National Oceanic and Atmospheric Administration

Lake Erie Slow To Freeze Over, Bringing Potential Erosion

Jan 16, 2020

Mild temperatures so far this winter could have a lasting impact on Lake Erie’s shoreline. Late ice formation on the lake can cause even more erosion, according to scientists.

Despite a cold November, temperatures this winter have remained mostly mild. Lake Erie’s water temperatures are hovering in the mid-thirties — not cold enough to freeze.


Here are your morning headlines for Wednesday, Oct. 2:

Algae around a dock at kelley's Island
Ohio EPA

Here are your morning headlines for Thursday, July 11:

Satellite view of algae August 3, 2014
National Oceanic and Atmospheric Administration

Nearly $600,000 in federal grant money is on its way to improve the early warning system for algal blooms in Lake Erie.  The funding will be used to upgrade data gathering and public access to what’s learned.

The dollars are going to the Great Lakes Observing System, which coordinates information from federal, state and local agencies monitoring the lake.

GLOS Communications Director Kristin Schrader said the plan is to refine analysis of lake data so that algal blooms are spotted early and that warnings about them are accurate.

Photo of Summit Metro Parks
Summit Metro Parks

Summit Metro Parks will use money from a recent grant to improve water quality for a section of the Cuyahoga River in its newly acquired Valley View property.

The $370,000 grant from the National Oceanic and Atmospheric Administration and the Great Lakes Commission will also help to restore flood plains in the area.

Metro Parks Chief of Conservation Mike Johnson said this is a major step towards making the water more accessible for visitors.

photo of Lake Erie algae

Each year, scientists forecast just how bad the algae bloom will be on Lake Erie. And this summer, the green scum is already forming.

Scientists predict a significant harmful algae bloom for western Lake Erie this year.

How Minimal Ice Cover Could Harm The Great Lakes

Feb 14, 2017
photo of Great Lakes ice coverage from 1973-2016

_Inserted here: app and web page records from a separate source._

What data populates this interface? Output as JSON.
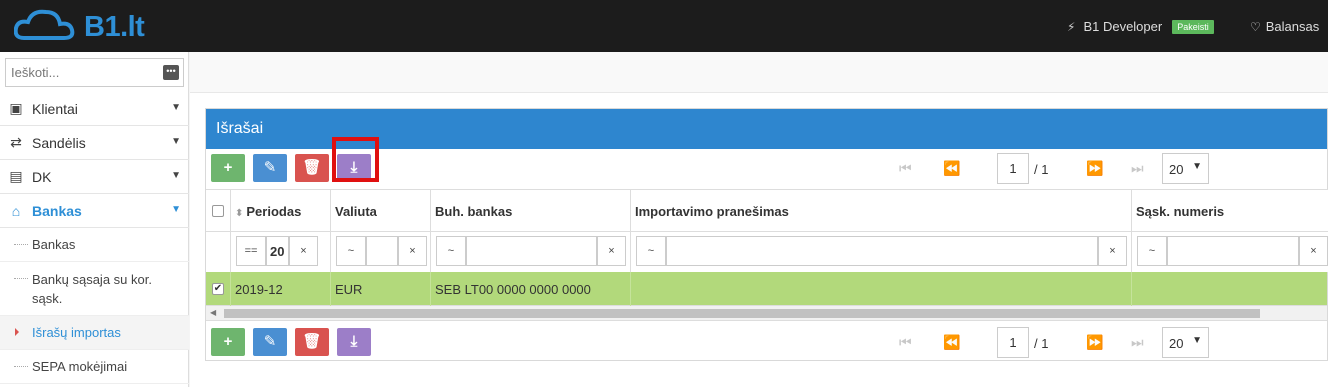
{
  "header": {
    "logo_text": "B1.lt",
    "user_name": "B1 Developer",
    "user_badge": "Pakeisti",
    "balance_label": "Balansas",
    "bolt_icon": "bolt-icon",
    "heart_icon": "heartbeat-icon"
  },
  "sidebar": {
    "search_placeholder": "Ieškoti...",
    "items": [
      {
        "label": "Klientai",
        "icon": "user-icon"
      },
      {
        "label": "Sandėlis",
        "icon": "exchange-icon"
      },
      {
        "label": "DK",
        "icon": "book-icon"
      },
      {
        "label": "Bankas",
        "icon": "bank-icon"
      }
    ],
    "subitems": [
      {
        "label": "Bankas"
      },
      {
        "label": "Bankų sąsaja su kor. sąsk."
      },
      {
        "label": "Išrašų importas"
      },
      {
        "label": "SEPA mokėjimai"
      }
    ]
  },
  "panel": {
    "title": "Išrašai",
    "pager": {
      "page": "1",
      "of": "/ 1",
      "size": "20"
    },
    "columns": [
      "Periodas",
      "Valiuta",
      "Buh. bankas",
      "Importavimo pranešimas",
      "Sąsk. numeris"
    ],
    "filters": {
      "periodas_op": "==",
      "periodas_value": "20",
      "valiuta_op": "~",
      "buh_op": "~",
      "import_op": "~",
      "sask_op": "~",
      "clear": "×"
    },
    "rows": [
      {
        "periodas": "2019-12",
        "valiuta": "EUR",
        "buh_bankas": "SEB LT00 0000 0000 0000",
        "pranesimas": "",
        "sask": ""
      }
    ]
  },
  "colors": {
    "accent": "#2e86cf",
    "selected_row": "#b2d97b",
    "add": "#6eb56e",
    "edit": "#4a8fd2",
    "delete": "#d9534f",
    "import": "#9c7ec8",
    "highlight": "#e01010"
  }
}
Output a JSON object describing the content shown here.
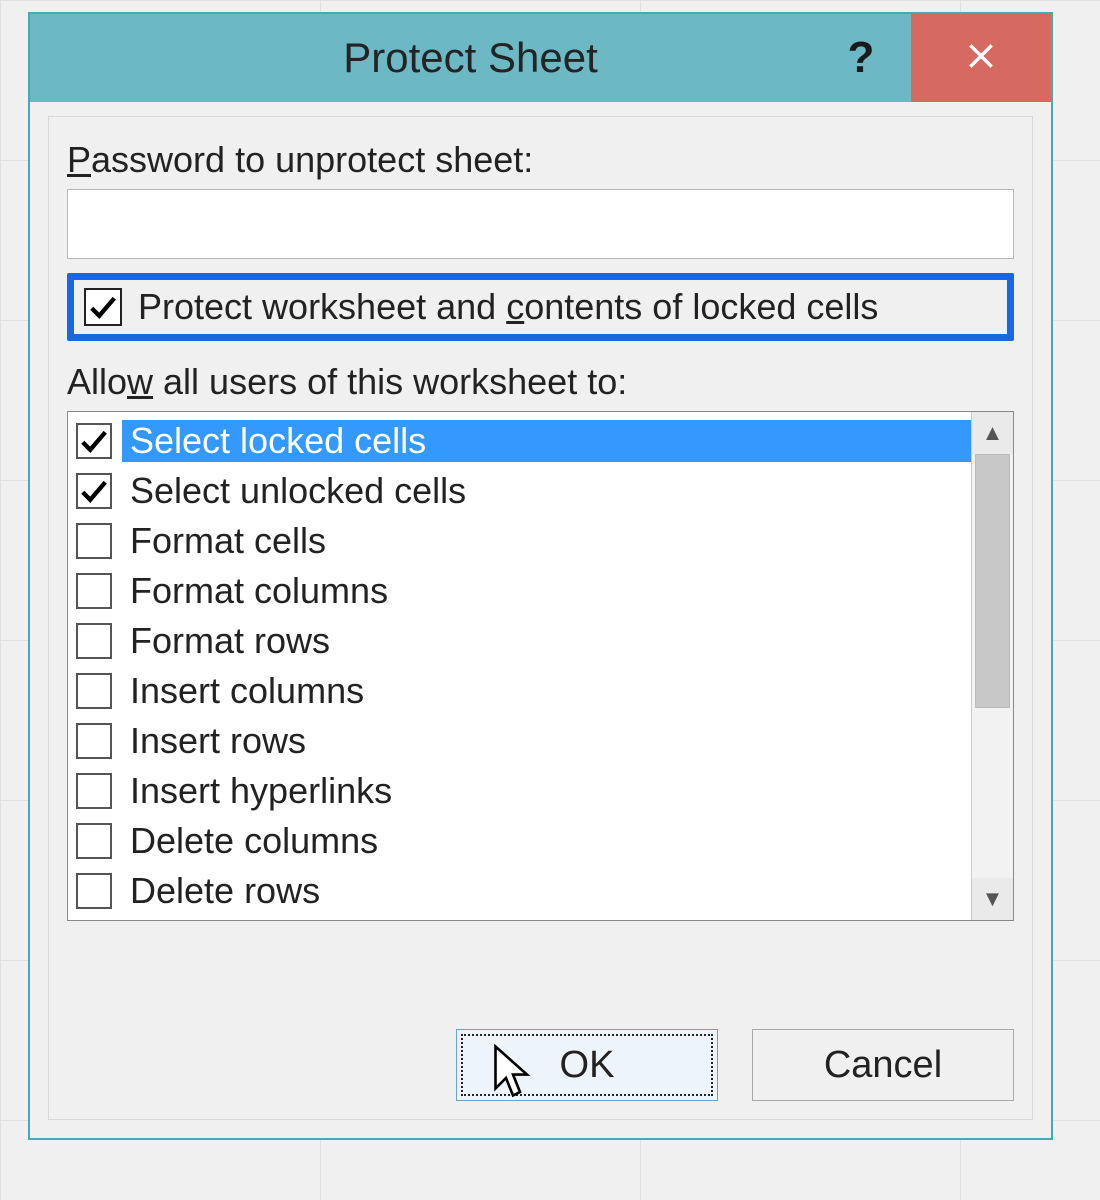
{
  "dialog": {
    "title": "Protect Sheet",
    "help_tooltip": "?",
    "password_label_pre": "P",
    "password_label_rest": "assword to unprotect sheet:",
    "password_value": "",
    "protect_checkbox": {
      "checked": true,
      "text_pre": "Protect worksheet and ",
      "text_underline": "c",
      "text_post": "ontents of locked cells"
    },
    "allow_label_pre": "Allo",
    "allow_label_underline": "w",
    "allow_label_post": " all users of this worksheet to:",
    "permissions": [
      {
        "label": "Select locked cells",
        "checked": true,
        "selected": true
      },
      {
        "label": "Select unlocked cells",
        "checked": true,
        "selected": false
      },
      {
        "label": "Format cells",
        "checked": false,
        "selected": false
      },
      {
        "label": "Format columns",
        "checked": false,
        "selected": false
      },
      {
        "label": "Format rows",
        "checked": false,
        "selected": false
      },
      {
        "label": "Insert columns",
        "checked": false,
        "selected": false
      },
      {
        "label": "Insert rows",
        "checked": false,
        "selected": false
      },
      {
        "label": "Insert hyperlinks",
        "checked": false,
        "selected": false
      },
      {
        "label": "Delete columns",
        "checked": false,
        "selected": false
      },
      {
        "label": "Delete rows",
        "checked": false,
        "selected": false
      }
    ],
    "buttons": {
      "ok": "OK",
      "cancel": "Cancel"
    }
  }
}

Last week, 15 percent of the Great Lakes was covered in ice. That’s the highest level of ice cover recorded so far this winter and far less than the National Oceanic and Atmospheric Administration’s 64 percent prediction.

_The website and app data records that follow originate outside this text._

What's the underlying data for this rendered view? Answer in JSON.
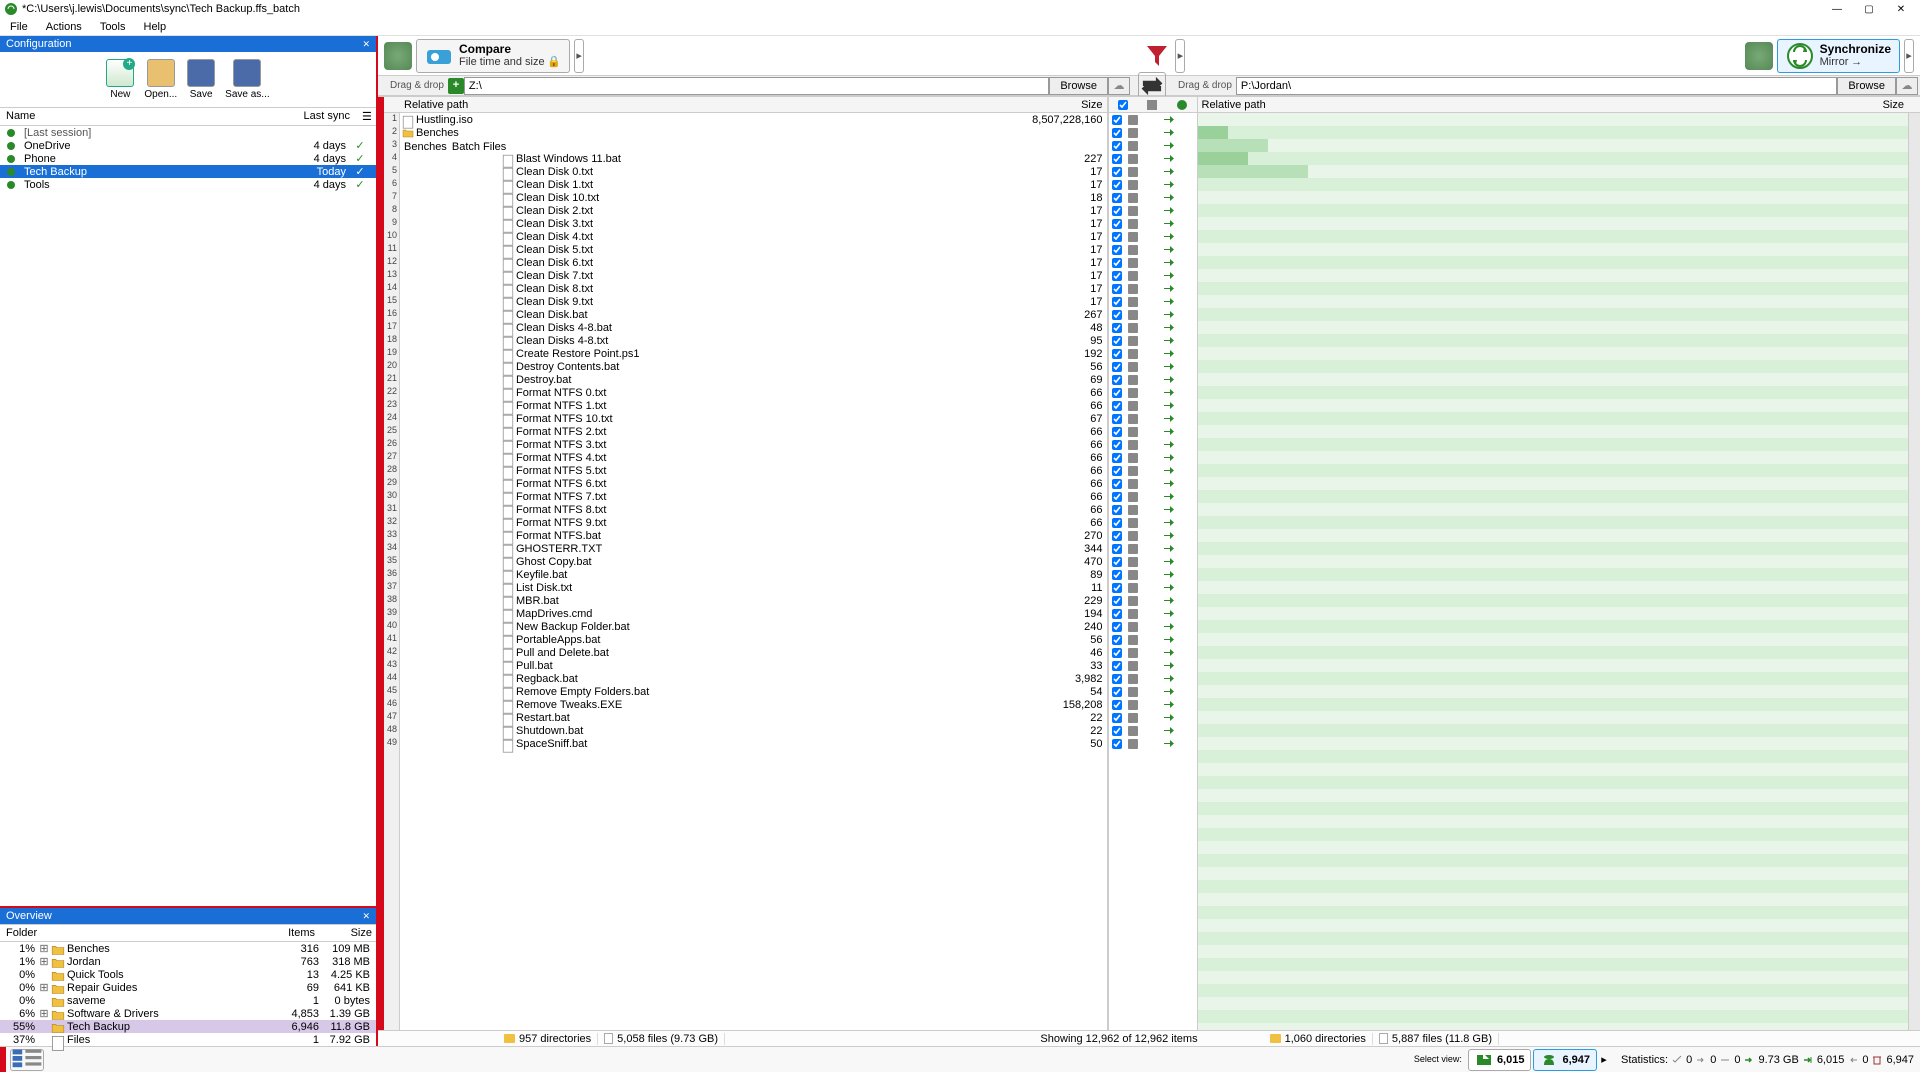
{
  "window": {
    "title": "*C:\\Users\\j.lewis\\Documents\\sync\\Tech Backup.ffs_batch"
  },
  "menu": {
    "file": "File",
    "actions": "Actions",
    "tools": "Tools",
    "help": "Help"
  },
  "config": {
    "header": "Configuration",
    "btn_new": "New",
    "btn_open": "Open...",
    "btn_save": "Save",
    "btn_saveas": "Save as...",
    "col_name": "Name",
    "col_sync": "Last sync",
    "rows": [
      {
        "name": "[Last session]",
        "sync": "",
        "session": true
      },
      {
        "name": "OneDrive",
        "sync": "4 days"
      },
      {
        "name": "Phone",
        "sync": "4 days"
      },
      {
        "name": "Tech Backup",
        "sync": "Today",
        "selected": true
      },
      {
        "name": "Tools",
        "sync": "4 days"
      }
    ]
  },
  "overview": {
    "header": "Overview",
    "col_folder": "Folder",
    "col_items": "Items",
    "col_size": "Size",
    "rows": [
      {
        "pct": "1%",
        "exp": true,
        "name": "Benches",
        "items": "316",
        "size": "109 MB"
      },
      {
        "pct": "1%",
        "exp": true,
        "name": "Jordan",
        "items": "763",
        "size": "318 MB"
      },
      {
        "pct": "0%",
        "exp": false,
        "name": "Quick Tools",
        "items": "13",
        "size": "4.25 KB"
      },
      {
        "pct": "0%",
        "exp": true,
        "name": "Repair Guides",
        "items": "69",
        "size": "641 KB"
      },
      {
        "pct": "0%",
        "exp": false,
        "name": "saveme",
        "items": "1",
        "size": "0 bytes"
      },
      {
        "pct": "6%",
        "exp": true,
        "name": "Software & Drivers",
        "items": "4,853",
        "size": "1.39 GB"
      },
      {
        "pct": "55%",
        "exp": false,
        "name": "Tech Backup",
        "items": "6,946",
        "size": "11.8 GB",
        "selected": true
      },
      {
        "pct": "37%",
        "exp": false,
        "name": "Files",
        "items": "1",
        "size": "7.92 GB",
        "isfile": true
      }
    ]
  },
  "compare": {
    "title": "Compare",
    "sub": "File time and size"
  },
  "sync": {
    "title": "Synchronize",
    "sub": "Mirror"
  },
  "paths": {
    "drag": "Drag & drop",
    "left": "Z:\\",
    "right": "P:\\Jordan\\",
    "browse": "Browse"
  },
  "grid": {
    "rel": "Relative path",
    "size": "Size"
  },
  "files": [
    {
      "indent": 0,
      "type": "file",
      "name": "Hustling.iso",
      "size": "8,507,228,160"
    },
    {
      "indent": 0,
      "type": "folder",
      "name": "Benches",
      "size": ""
    },
    {
      "indent": 0,
      "type": "crumb",
      "crumbs": [
        "Benches",
        "Batch Files"
      ],
      "size": ""
    },
    {
      "indent": 1,
      "type": "file",
      "name": "Blast Windows 11.bat",
      "size": "227"
    },
    {
      "indent": 1,
      "type": "file",
      "name": "Clean Disk 0.txt",
      "size": "17"
    },
    {
      "indent": 1,
      "type": "file",
      "name": "Clean Disk 1.txt",
      "size": "17"
    },
    {
      "indent": 1,
      "type": "file",
      "name": "Clean Disk 10.txt",
      "size": "18"
    },
    {
      "indent": 1,
      "type": "file",
      "name": "Clean Disk 2.txt",
      "size": "17"
    },
    {
      "indent": 1,
      "type": "file",
      "name": "Clean Disk 3.txt",
      "size": "17"
    },
    {
      "indent": 1,
      "type": "file",
      "name": "Clean Disk 4.txt",
      "size": "17"
    },
    {
      "indent": 1,
      "type": "file",
      "name": "Clean Disk 5.txt",
      "size": "17"
    },
    {
      "indent": 1,
      "type": "file",
      "name": "Clean Disk 6.txt",
      "size": "17"
    },
    {
      "indent": 1,
      "type": "file",
      "name": "Clean Disk 7.txt",
      "size": "17"
    },
    {
      "indent": 1,
      "type": "file",
      "name": "Clean Disk 8.txt",
      "size": "17"
    },
    {
      "indent": 1,
      "type": "file",
      "name": "Clean Disk 9.txt",
      "size": "17"
    },
    {
      "indent": 1,
      "type": "file",
      "name": "Clean Disk.bat",
      "size": "267"
    },
    {
      "indent": 1,
      "type": "file",
      "name": "Clean Disks 4-8.bat",
      "size": "48"
    },
    {
      "indent": 1,
      "type": "file",
      "name": "Clean Disks 4-8.txt",
      "size": "95"
    },
    {
      "indent": 1,
      "type": "file",
      "name": "Create Restore Point.ps1",
      "size": "192"
    },
    {
      "indent": 1,
      "type": "file",
      "name": "Destroy Contents.bat",
      "size": "56"
    },
    {
      "indent": 1,
      "type": "file",
      "name": "Destroy.bat",
      "size": "69"
    },
    {
      "indent": 1,
      "type": "file",
      "name": "Format NTFS 0.txt",
      "size": "66"
    },
    {
      "indent": 1,
      "type": "file",
      "name": "Format NTFS 1.txt",
      "size": "66"
    },
    {
      "indent": 1,
      "type": "file",
      "name": "Format NTFS 10.txt",
      "size": "67"
    },
    {
      "indent": 1,
      "type": "file",
      "name": "Format NTFS 2.txt",
      "size": "66"
    },
    {
      "indent": 1,
      "type": "file",
      "name": "Format NTFS 3.txt",
      "size": "66"
    },
    {
      "indent": 1,
      "type": "file",
      "name": "Format NTFS 4.txt",
      "size": "66"
    },
    {
      "indent": 1,
      "type": "file",
      "name": "Format NTFS 5.txt",
      "size": "66"
    },
    {
      "indent": 1,
      "type": "file",
      "name": "Format NTFS 6.txt",
      "size": "66"
    },
    {
      "indent": 1,
      "type": "file",
      "name": "Format NTFS 7.txt",
      "size": "66"
    },
    {
      "indent": 1,
      "type": "file",
      "name": "Format NTFS 8.txt",
      "size": "66"
    },
    {
      "indent": 1,
      "type": "file",
      "name": "Format NTFS 9.txt",
      "size": "66"
    },
    {
      "indent": 1,
      "type": "file",
      "name": "Format NTFS.bat",
      "size": "270"
    },
    {
      "indent": 1,
      "type": "file",
      "name": "GHOSTERR.TXT",
      "size": "344"
    },
    {
      "indent": 1,
      "type": "file",
      "name": "Ghost Copy.bat",
      "size": "470"
    },
    {
      "indent": 1,
      "type": "file",
      "name": "Keyfile.bat",
      "size": "89"
    },
    {
      "indent": 1,
      "type": "file",
      "name": "List Disk.txt",
      "size": "11"
    },
    {
      "indent": 1,
      "type": "file",
      "name": "MBR.bat",
      "size": "229"
    },
    {
      "indent": 1,
      "type": "file",
      "name": "MapDrives.cmd",
      "size": "194"
    },
    {
      "indent": 1,
      "type": "file",
      "name": "New Backup Folder.bat",
      "size": "240"
    },
    {
      "indent": 1,
      "type": "file",
      "name": "PortableApps.bat",
      "size": "56"
    },
    {
      "indent": 1,
      "type": "file",
      "name": "Pull and Delete.bat",
      "size": "46"
    },
    {
      "indent": 1,
      "type": "file",
      "name": "Pull.bat",
      "size": "33"
    },
    {
      "indent": 1,
      "type": "file",
      "name": "Regback.bat",
      "size": "3,982"
    },
    {
      "indent": 1,
      "type": "file",
      "name": "Remove Empty Folders.bat",
      "size": "54"
    },
    {
      "indent": 1,
      "type": "exe",
      "name": "Remove Tweaks.EXE",
      "size": "158,208"
    },
    {
      "indent": 1,
      "type": "file",
      "name": "Restart.bat",
      "size": "22"
    },
    {
      "indent": 1,
      "type": "file",
      "name": "Shutdown.bat",
      "size": "22"
    },
    {
      "indent": 1,
      "type": "file",
      "name": "SpaceSniff.bat",
      "size": "50"
    }
  ],
  "status": {
    "left_dirs": "957 directories",
    "left_files": "5,058 files (9.73 GB)",
    "showing": "Showing 12,962 of 12,962 items",
    "right_dirs": "1,060 directories",
    "right_files": "5,887 files (11.8 GB)"
  },
  "bottom": {
    "select_view": "Select view:",
    "count1": "6,015",
    "count2": "6,947",
    "statistics": "Statistics:",
    "s_vals": [
      "0",
      "0",
      "0",
      "9.73 GB",
      "6,015",
      "0",
      "6,947"
    ]
  }
}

A lack of ice could have lasting implications for this year and beyond.